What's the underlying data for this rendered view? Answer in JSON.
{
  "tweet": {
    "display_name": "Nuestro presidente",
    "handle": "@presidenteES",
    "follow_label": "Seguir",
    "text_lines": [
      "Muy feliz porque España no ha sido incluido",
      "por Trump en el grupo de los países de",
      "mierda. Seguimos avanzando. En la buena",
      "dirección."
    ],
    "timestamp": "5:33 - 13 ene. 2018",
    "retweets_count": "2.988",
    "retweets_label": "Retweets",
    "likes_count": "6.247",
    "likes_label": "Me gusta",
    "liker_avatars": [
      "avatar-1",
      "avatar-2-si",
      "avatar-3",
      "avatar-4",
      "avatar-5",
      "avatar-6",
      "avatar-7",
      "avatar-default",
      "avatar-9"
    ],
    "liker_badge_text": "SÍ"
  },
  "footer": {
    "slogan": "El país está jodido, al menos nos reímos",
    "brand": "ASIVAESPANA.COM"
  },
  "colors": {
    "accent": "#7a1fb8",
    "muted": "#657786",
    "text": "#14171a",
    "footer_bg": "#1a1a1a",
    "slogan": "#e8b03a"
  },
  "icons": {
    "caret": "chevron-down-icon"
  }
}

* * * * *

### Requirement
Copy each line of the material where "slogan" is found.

### Output for this task
    "slogan": "El país está jodido, al menos nos reímos",
    "slogan": "#e8b03a"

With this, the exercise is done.